And make thee in thy leprosy of mind
As loathsome to thyself as to mankind!
Till all thy self-thoughts curdle into hate,
Black—as thy will for others would create:90
Till thy hard heart be calcined into dust,
And thy soul welter in its hideous crust.
Oh, may thy grave be sleepless as the bed,
The widowed couch of fire, that thou hast spread!
Then, when thou fain wouldst weary Heaven with prayer,
Look on thine earthly victims—and despair!
Down to the dust!—and, as thou rott'st away,
Even worms shall perish on thy poisonous clay.[1]
But for the love I bore, and still must bear,
To her thy malice from all ties would tear—100
Thy name—thy human name—to every eye
The climax of all scorn should hang on high,
Exalted o'er thy less abhorred compeers—
And festering[2] in the infamy of years.[3]

[First draft, March 29, 1816.
First printed as published, April 4, 1816.]


When all around grew drear and dark,[5]
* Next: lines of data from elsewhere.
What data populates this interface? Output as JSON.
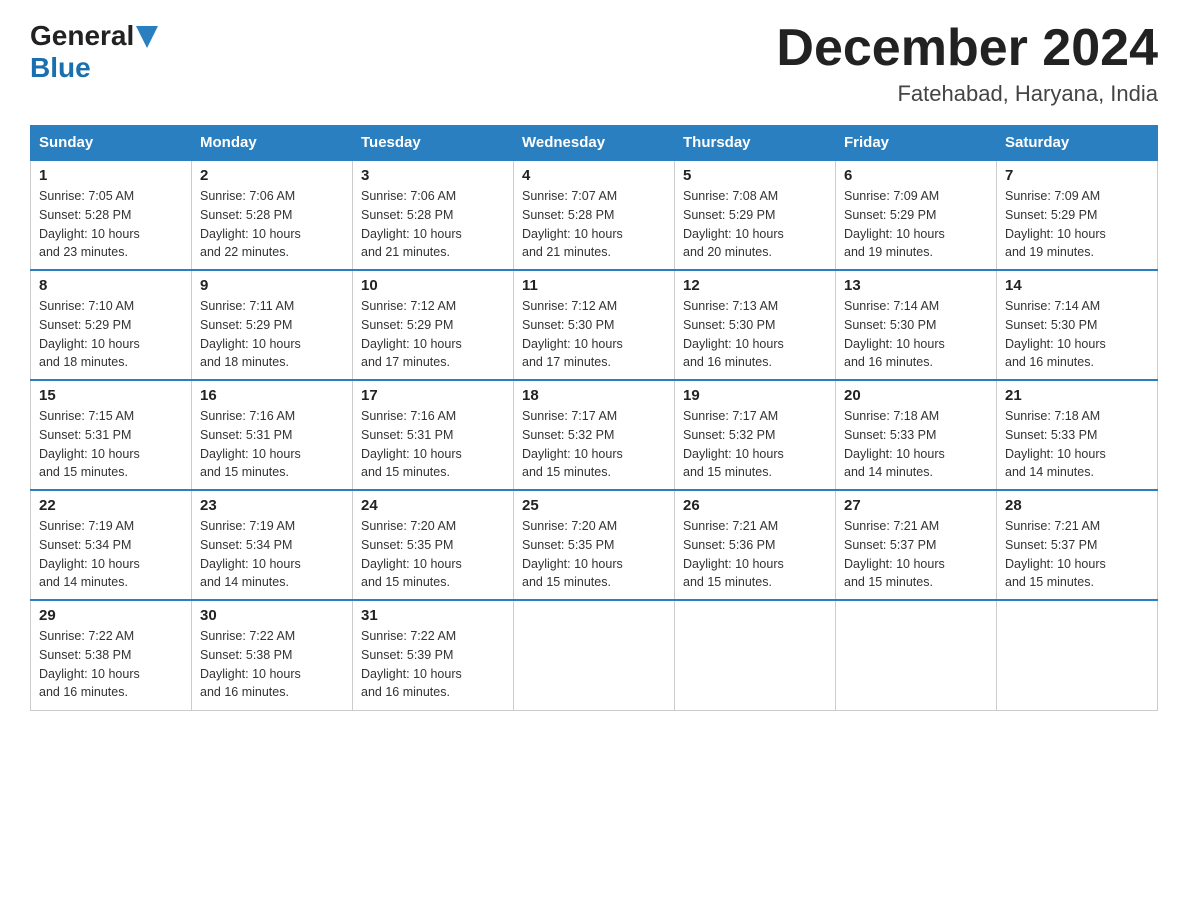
{
  "header": {
    "logo_general": "General",
    "logo_blue": "Blue",
    "title": "December 2024",
    "subtitle": "Fatehabad, Haryana, India"
  },
  "weekdays": [
    "Sunday",
    "Monday",
    "Tuesday",
    "Wednesday",
    "Thursday",
    "Friday",
    "Saturday"
  ],
  "weeks": [
    [
      {
        "day": "1",
        "info": "Sunrise: 7:05 AM\nSunset: 5:28 PM\nDaylight: 10 hours\nand 23 minutes."
      },
      {
        "day": "2",
        "info": "Sunrise: 7:06 AM\nSunset: 5:28 PM\nDaylight: 10 hours\nand 22 minutes."
      },
      {
        "day": "3",
        "info": "Sunrise: 7:06 AM\nSunset: 5:28 PM\nDaylight: 10 hours\nand 21 minutes."
      },
      {
        "day": "4",
        "info": "Sunrise: 7:07 AM\nSunset: 5:28 PM\nDaylight: 10 hours\nand 21 minutes."
      },
      {
        "day": "5",
        "info": "Sunrise: 7:08 AM\nSunset: 5:29 PM\nDaylight: 10 hours\nand 20 minutes."
      },
      {
        "day": "6",
        "info": "Sunrise: 7:09 AM\nSunset: 5:29 PM\nDaylight: 10 hours\nand 19 minutes."
      },
      {
        "day": "7",
        "info": "Sunrise: 7:09 AM\nSunset: 5:29 PM\nDaylight: 10 hours\nand 19 minutes."
      }
    ],
    [
      {
        "day": "8",
        "info": "Sunrise: 7:10 AM\nSunset: 5:29 PM\nDaylight: 10 hours\nand 18 minutes."
      },
      {
        "day": "9",
        "info": "Sunrise: 7:11 AM\nSunset: 5:29 PM\nDaylight: 10 hours\nand 18 minutes."
      },
      {
        "day": "10",
        "info": "Sunrise: 7:12 AM\nSunset: 5:29 PM\nDaylight: 10 hours\nand 17 minutes."
      },
      {
        "day": "11",
        "info": "Sunrise: 7:12 AM\nSunset: 5:30 PM\nDaylight: 10 hours\nand 17 minutes."
      },
      {
        "day": "12",
        "info": "Sunrise: 7:13 AM\nSunset: 5:30 PM\nDaylight: 10 hours\nand 16 minutes."
      },
      {
        "day": "13",
        "info": "Sunrise: 7:14 AM\nSunset: 5:30 PM\nDaylight: 10 hours\nand 16 minutes."
      },
      {
        "day": "14",
        "info": "Sunrise: 7:14 AM\nSunset: 5:30 PM\nDaylight: 10 hours\nand 16 minutes."
      }
    ],
    [
      {
        "day": "15",
        "info": "Sunrise: 7:15 AM\nSunset: 5:31 PM\nDaylight: 10 hours\nand 15 minutes."
      },
      {
        "day": "16",
        "info": "Sunrise: 7:16 AM\nSunset: 5:31 PM\nDaylight: 10 hours\nand 15 minutes."
      },
      {
        "day": "17",
        "info": "Sunrise: 7:16 AM\nSunset: 5:31 PM\nDaylight: 10 hours\nand 15 minutes."
      },
      {
        "day": "18",
        "info": "Sunrise: 7:17 AM\nSunset: 5:32 PM\nDaylight: 10 hours\nand 15 minutes."
      },
      {
        "day": "19",
        "info": "Sunrise: 7:17 AM\nSunset: 5:32 PM\nDaylight: 10 hours\nand 15 minutes."
      },
      {
        "day": "20",
        "info": "Sunrise: 7:18 AM\nSunset: 5:33 PM\nDaylight: 10 hours\nand 14 minutes."
      },
      {
        "day": "21",
        "info": "Sunrise: 7:18 AM\nSunset: 5:33 PM\nDaylight: 10 hours\nand 14 minutes."
      }
    ],
    [
      {
        "day": "22",
        "info": "Sunrise: 7:19 AM\nSunset: 5:34 PM\nDaylight: 10 hours\nand 14 minutes."
      },
      {
        "day": "23",
        "info": "Sunrise: 7:19 AM\nSunset: 5:34 PM\nDaylight: 10 hours\nand 14 minutes."
      },
      {
        "day": "24",
        "info": "Sunrise: 7:20 AM\nSunset: 5:35 PM\nDaylight: 10 hours\nand 15 minutes."
      },
      {
        "day": "25",
        "info": "Sunrise: 7:20 AM\nSunset: 5:35 PM\nDaylight: 10 hours\nand 15 minutes."
      },
      {
        "day": "26",
        "info": "Sunrise: 7:21 AM\nSunset: 5:36 PM\nDaylight: 10 hours\nand 15 minutes."
      },
      {
        "day": "27",
        "info": "Sunrise: 7:21 AM\nSunset: 5:37 PM\nDaylight: 10 hours\nand 15 minutes."
      },
      {
        "day": "28",
        "info": "Sunrise: 7:21 AM\nSunset: 5:37 PM\nDaylight: 10 hours\nand 15 minutes."
      }
    ],
    [
      {
        "day": "29",
        "info": "Sunrise: 7:22 AM\nSunset: 5:38 PM\nDaylight: 10 hours\nand 16 minutes."
      },
      {
        "day": "30",
        "info": "Sunrise: 7:22 AM\nSunset: 5:38 PM\nDaylight: 10 hours\nand 16 minutes."
      },
      {
        "day": "31",
        "info": "Sunrise: 7:22 AM\nSunset: 5:39 PM\nDaylight: 10 hours\nand 16 minutes."
      },
      {
        "day": "",
        "info": ""
      },
      {
        "day": "",
        "info": ""
      },
      {
        "day": "",
        "info": ""
      },
      {
        "day": "",
        "info": ""
      }
    ]
  ]
}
And reason half withheld her ray—
  1. —— in thy poisoned clay.—[MS. M. erased.]
  2. ["I doubt about 'weltering' but the dictionary should decide—look at it. We say 'weltering in blood'—but do they not also use 'weltering in the wind' 'weltering on a gibbet'?—there is no dictionary, so look or ask. In the meantime, I have put 'festering,' which perhaps in any case is the best word of the two.—P.S. Be quick. Shakespeare has it often and I do not think it too strong for the figure in this thing."—Letter to Murray, April 2.]
  3. And weltering in the infamy of years.—[MS. M.]
  4. [His sister, the Honourable Mrs. Leigh.—These stanzas—the
  5. —— grew waste and dark.—[MS. M.]